Conclusion: The European Commission’s 2011 Progress Report aimed to reflect the annual developments in the relations between Turkey and the EU. Even if the ‘legitimacy’ of the progress reports requires further attention, they still try to present a roadmap. In any case, the criticism from the EU’s officials should be taken into consideration. As we all know one of the main aims of the reports is to lead the process, pointing the way forward, but the stalemate in the relations between the two parties works against the role played by the Commission’s experts. This should be repaired as soon as possible so that criticism can serve its purpose of fostering further progress.
The report’s main focus, freedom of expression and of the press, deserves the criticism and standards should be improved immediately. Self-censorship in Turkish media is a danger, since having a free press is also a guarantee of democracy in a country. Unfortunately it is also a matter of mentality, which is why it is necessary to define the issue so clearly in accordance with international standards. In addition to fundamental freedoms, concerns related to the judicial processes must be taken seriously as well. The fight against criminal networks is an effort that needs to be concluded within the framework of the rule of law. It should be borne in mind that any practices that disregard human rights and international law will merely cast a shadow on the main aim and will be of no service to Turkish democracy. In this respect, the attempts to design a civil constitution need to embrace all players, including the opposition and civil society.
Turkey has been on its journey towards Europe for half a century. There have always been ups and downs, disappointments and hopes in the process. The years 1999 and 2005 are recognised as key points and a date for full membership is needed in order to keep the relations on track.
Croatia started its negotiations on exactly the same day as Turkey but will become a full member in 2013. Even if the two countries are very different, this generates frustration. Both sides should focus on the solutions rather than be paralysed by the deadlock. It is always important to remember that Turkey and the EU co-exist and have strong ties and that their relationship is worthy of a happy end.
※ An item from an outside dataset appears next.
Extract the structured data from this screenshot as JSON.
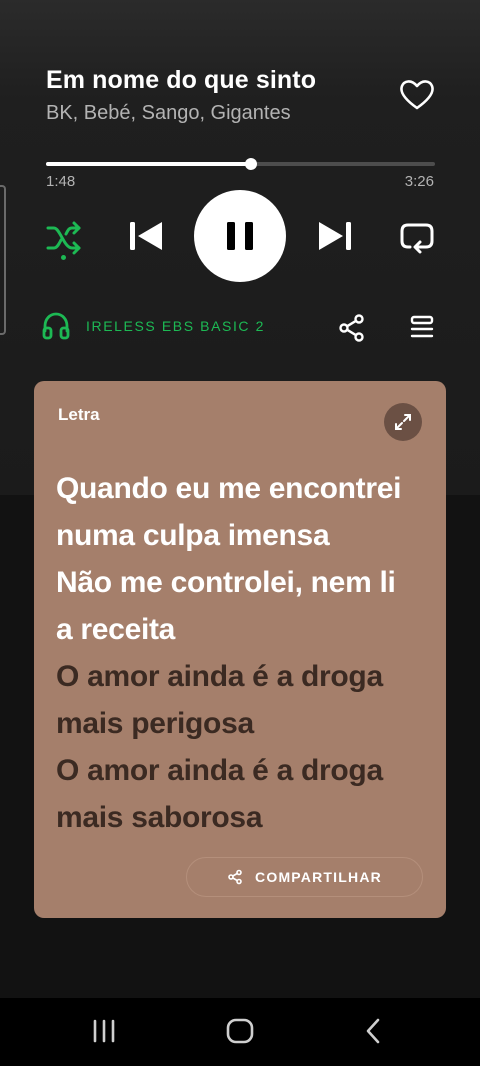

Researcher, Economic Development Foundation (İKV), İstanbul, Turkey